MR MACKAY: Oh, I think that there’s clearly NATO countries that can do more, and I think that they are - they’re there showing a - there’s different degrees of commitment, depending on the region of the country that they’re currently stationed.
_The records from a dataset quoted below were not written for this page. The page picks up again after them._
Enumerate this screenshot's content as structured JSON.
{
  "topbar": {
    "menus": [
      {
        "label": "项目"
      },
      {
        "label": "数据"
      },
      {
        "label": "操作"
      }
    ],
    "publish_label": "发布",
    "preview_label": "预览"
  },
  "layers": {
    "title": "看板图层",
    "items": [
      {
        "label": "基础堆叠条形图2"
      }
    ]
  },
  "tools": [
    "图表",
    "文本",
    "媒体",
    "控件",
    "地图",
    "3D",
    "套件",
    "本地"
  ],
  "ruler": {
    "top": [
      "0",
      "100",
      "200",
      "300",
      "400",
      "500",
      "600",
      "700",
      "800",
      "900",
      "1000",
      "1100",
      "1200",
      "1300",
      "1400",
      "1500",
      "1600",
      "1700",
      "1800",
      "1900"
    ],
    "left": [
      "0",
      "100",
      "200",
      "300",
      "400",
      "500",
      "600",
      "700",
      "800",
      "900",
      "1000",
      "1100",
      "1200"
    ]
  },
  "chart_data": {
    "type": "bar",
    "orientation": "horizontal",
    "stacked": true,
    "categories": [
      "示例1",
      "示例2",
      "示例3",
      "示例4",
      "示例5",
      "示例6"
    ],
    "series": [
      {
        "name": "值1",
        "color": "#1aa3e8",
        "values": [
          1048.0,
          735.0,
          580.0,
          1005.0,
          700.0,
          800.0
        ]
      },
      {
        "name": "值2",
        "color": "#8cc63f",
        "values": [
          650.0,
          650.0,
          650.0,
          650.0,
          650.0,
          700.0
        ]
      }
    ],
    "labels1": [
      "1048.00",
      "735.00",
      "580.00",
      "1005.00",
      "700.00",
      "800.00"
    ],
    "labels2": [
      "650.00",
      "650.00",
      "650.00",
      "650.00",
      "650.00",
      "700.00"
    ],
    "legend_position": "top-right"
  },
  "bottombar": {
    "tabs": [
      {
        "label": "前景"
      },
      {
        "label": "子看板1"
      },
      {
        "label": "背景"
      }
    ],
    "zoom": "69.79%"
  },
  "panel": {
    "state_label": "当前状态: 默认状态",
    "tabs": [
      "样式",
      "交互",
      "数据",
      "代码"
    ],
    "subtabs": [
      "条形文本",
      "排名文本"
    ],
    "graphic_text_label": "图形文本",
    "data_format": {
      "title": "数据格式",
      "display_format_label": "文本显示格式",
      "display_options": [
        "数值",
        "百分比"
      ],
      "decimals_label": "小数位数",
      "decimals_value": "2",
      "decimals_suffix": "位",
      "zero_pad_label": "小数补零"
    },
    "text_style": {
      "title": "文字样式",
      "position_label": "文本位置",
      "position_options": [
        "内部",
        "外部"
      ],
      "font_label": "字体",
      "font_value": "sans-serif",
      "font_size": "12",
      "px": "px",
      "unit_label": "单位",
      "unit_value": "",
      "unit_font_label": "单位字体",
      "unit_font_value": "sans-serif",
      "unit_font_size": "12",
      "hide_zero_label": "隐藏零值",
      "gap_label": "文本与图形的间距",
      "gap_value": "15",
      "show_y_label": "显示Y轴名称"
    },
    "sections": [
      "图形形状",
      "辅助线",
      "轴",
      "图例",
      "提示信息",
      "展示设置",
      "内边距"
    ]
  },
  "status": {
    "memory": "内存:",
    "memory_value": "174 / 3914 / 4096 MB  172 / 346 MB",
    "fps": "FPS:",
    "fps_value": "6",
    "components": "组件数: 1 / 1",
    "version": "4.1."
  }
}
But I think in order to finish the job and to bring about long term stability and sustainability of the peace going forward, there’s other countries that need to step forward.

SPEAKER: Thank you very much.